The idea of dance as a therapeutic tool may seem strange in a world accustomed to dance as a performing art, done by professionals for the entertainment of a paying audience. But throughout the world, primitive cultures have used dance, or ritualized body movements, in religious ceremonies, for healing, celebration and commemoration of important events. This ancient understanding of dance as a healing tool has been rediscovered in recent years and is now a well-established creative therapy.
The way that a person moves tells the skilled observer a great deal about the way that person feels. How she walks across the room, the way she sits, the gestures she habitually uses all reveal her inner self.

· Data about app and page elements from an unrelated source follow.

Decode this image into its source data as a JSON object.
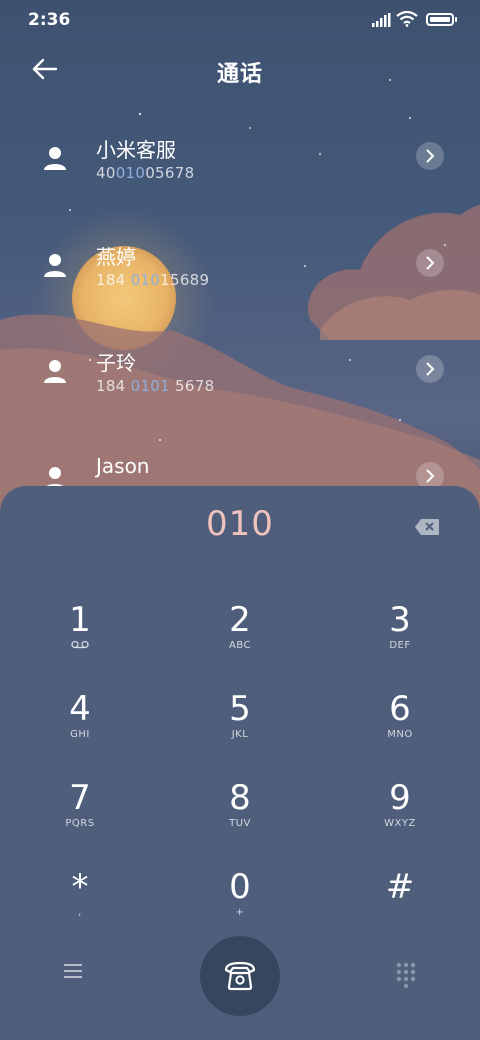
{
  "status_bar": {
    "time": "2:36"
  },
  "header": {
    "title": "通话"
  },
  "contacts": [
    {
      "name": "小米客服",
      "number_pre": "40",
      "number_hl": "010",
      "number_post": "05678"
    },
    {
      "name": "燕婷",
      "number_pre": "184 ",
      "number_hl": "010",
      "number_post": "15689"
    },
    {
      "name": "子玲",
      "number_pre": "184 ",
      "number_hl": "0101",
      "number_post": " 5678"
    },
    {
      "name": "Jason",
      "number_pre": "",
      "number_hl": "",
      "number_post": ""
    }
  ],
  "dialpad": {
    "input_value": "010",
    "keys": [
      {
        "digit": "1",
        "letters": ""
      },
      {
        "digit": "2",
        "letters": "ABC"
      },
      {
        "digit": "3",
        "letters": "DEF"
      },
      {
        "digit": "4",
        "letters": "GHI"
      },
      {
        "digit": "5",
        "letters": "JKL"
      },
      {
        "digit": "6",
        "letters": "MNO"
      },
      {
        "digit": "7",
        "letters": "PQRS"
      },
      {
        "digit": "8",
        "letters": "TUV"
      },
      {
        "digit": "9",
        "letters": "WXYZ"
      },
      {
        "digit": "*",
        "letters": ","
      },
      {
        "digit": "0",
        "letters": "+"
      },
      {
        "digit": "#",
        "letters": ""
      }
    ]
  },
  "icons": {
    "back": "back-arrow-icon",
    "avatar": "person-icon",
    "chevron": "chevron-right-icon",
    "delete": "backspace-icon",
    "voicemail": "voicemail-icon",
    "menu": "menu-icon",
    "call": "phone-icon",
    "dialpad_toggle": "dialpad-icon"
  },
  "colors": {
    "input_text": "#efc2bd",
    "number_highlight": "#8fb0dd",
    "pad_bg": "#4e5e7b",
    "call_button": "#37465f"
  }
}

Dance therapy rests on the belief that because the connection between outward movement and inner feeling is so strong, changing the way a person moves can also change the way she feels.

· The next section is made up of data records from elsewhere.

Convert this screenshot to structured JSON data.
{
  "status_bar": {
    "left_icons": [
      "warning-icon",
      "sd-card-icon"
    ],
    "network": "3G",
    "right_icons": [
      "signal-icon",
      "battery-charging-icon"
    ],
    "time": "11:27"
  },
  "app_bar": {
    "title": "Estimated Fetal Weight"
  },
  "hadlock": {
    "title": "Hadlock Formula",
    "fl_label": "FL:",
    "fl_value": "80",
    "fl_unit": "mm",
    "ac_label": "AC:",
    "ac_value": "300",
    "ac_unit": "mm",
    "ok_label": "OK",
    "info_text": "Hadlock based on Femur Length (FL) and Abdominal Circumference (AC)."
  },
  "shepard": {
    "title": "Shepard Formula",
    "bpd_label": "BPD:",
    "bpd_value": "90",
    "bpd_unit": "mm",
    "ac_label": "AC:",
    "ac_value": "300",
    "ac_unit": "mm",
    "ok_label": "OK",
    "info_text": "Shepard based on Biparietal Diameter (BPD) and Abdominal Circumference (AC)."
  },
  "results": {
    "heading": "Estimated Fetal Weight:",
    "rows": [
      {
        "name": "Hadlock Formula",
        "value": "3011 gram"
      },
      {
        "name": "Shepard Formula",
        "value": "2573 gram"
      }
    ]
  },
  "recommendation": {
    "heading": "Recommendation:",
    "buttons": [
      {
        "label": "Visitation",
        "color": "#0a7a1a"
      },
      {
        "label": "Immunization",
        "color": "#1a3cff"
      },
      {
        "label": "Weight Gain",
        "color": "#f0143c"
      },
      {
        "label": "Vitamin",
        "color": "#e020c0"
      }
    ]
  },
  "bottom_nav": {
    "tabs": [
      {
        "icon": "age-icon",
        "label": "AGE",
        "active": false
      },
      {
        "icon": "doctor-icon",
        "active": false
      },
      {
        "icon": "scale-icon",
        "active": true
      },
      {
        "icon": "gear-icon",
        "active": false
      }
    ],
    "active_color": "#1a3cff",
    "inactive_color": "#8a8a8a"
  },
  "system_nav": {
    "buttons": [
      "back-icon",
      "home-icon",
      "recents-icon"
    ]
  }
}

Dance therapy, by focusing first on simple, repetitive movements, gradually building up to more challenging complicated sequences, addresses these difficulties directly and helps persons to resolve them through the pleasurable movement of their own bodies. Like other therapists, dance therapists assess their persons’ movements to determine their strengths and weaknesses. Based on this evaluation, an individual programme is created for each person, some of which may involve group work.